Dressed in black with glasses set before her eyes, Lerato Shadi is sitting on a four legged chair – body tranquil, legs crossed – her fingers moving and weaving from what looks like a red woolen ball – transforming it into what appears to be a red carpet. Lerato means ‘Love’ and no doubt she is using the colour red as a metaphor that drives her exhibition theme. ‘Noka Ya Bokamoso’ is a Tswana saying for ‘River Of The Future.’ This exhibition, curated by Joan Legalamitlwa, is effervescence of the live performance – and includes other mediums such as video installations and drawings.

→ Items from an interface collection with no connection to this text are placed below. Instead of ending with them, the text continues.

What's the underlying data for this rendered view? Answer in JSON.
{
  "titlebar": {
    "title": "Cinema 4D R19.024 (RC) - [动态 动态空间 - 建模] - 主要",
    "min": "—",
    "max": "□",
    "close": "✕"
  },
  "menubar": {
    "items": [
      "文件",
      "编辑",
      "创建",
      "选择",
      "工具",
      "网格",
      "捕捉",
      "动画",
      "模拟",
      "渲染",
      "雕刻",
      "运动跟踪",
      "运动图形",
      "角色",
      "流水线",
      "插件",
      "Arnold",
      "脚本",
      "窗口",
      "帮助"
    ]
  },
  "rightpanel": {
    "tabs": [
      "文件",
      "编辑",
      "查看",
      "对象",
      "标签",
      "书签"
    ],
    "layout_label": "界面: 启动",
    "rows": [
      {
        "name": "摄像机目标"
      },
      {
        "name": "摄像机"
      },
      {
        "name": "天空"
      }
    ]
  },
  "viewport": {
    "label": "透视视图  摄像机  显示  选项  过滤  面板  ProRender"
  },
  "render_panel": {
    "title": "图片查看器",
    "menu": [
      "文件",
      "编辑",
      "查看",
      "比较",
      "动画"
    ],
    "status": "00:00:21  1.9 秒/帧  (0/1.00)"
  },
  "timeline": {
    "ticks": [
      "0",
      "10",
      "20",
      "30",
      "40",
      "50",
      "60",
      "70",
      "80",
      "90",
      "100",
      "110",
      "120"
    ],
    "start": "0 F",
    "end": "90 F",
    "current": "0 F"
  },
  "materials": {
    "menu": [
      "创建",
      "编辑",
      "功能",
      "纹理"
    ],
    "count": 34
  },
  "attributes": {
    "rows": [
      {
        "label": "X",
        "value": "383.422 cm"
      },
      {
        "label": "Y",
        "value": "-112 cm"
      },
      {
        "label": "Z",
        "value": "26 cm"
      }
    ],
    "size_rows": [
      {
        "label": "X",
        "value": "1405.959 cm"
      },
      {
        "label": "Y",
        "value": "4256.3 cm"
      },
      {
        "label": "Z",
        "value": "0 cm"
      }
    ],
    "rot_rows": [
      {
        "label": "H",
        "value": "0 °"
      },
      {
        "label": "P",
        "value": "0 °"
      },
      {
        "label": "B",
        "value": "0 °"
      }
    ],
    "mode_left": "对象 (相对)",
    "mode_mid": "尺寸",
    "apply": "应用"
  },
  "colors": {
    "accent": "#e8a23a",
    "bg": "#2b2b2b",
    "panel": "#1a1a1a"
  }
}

At the turn of the twentieth century, the Greek poet Constantine P. Cavafy was living in Alexandria, Egypt – then under British rule – when he penned a poem titled Waiting for the Barbarians (written in 1898, published in 1904). The poem’s subject is seemingly antiquarian – it invokes the edgling democracies of ancient Greece and Rome – but its political import was as relevant to Cavafy’s time as it is today. It tells of a despondent government that refuses to make progress, paralysed by anticipation of a fabled Barbarian invasion, which never happens. Cavafy muses on the causes and consequences of political inaction as well as the tendency for communities to self-define only in relation to a perceived ‘Other.’ “Now what’s going to happen to us without barbarians?” the narrator pleads, “Those people were a kind of solution.”
Over a year has passed since the Rhodes Must Fall (#RhodesMustFall) movement was incepted into the national psyche. Such has been the power of this student-led movement that it has come to define the very nature of contemporary political, socio-economic and cultural struggle.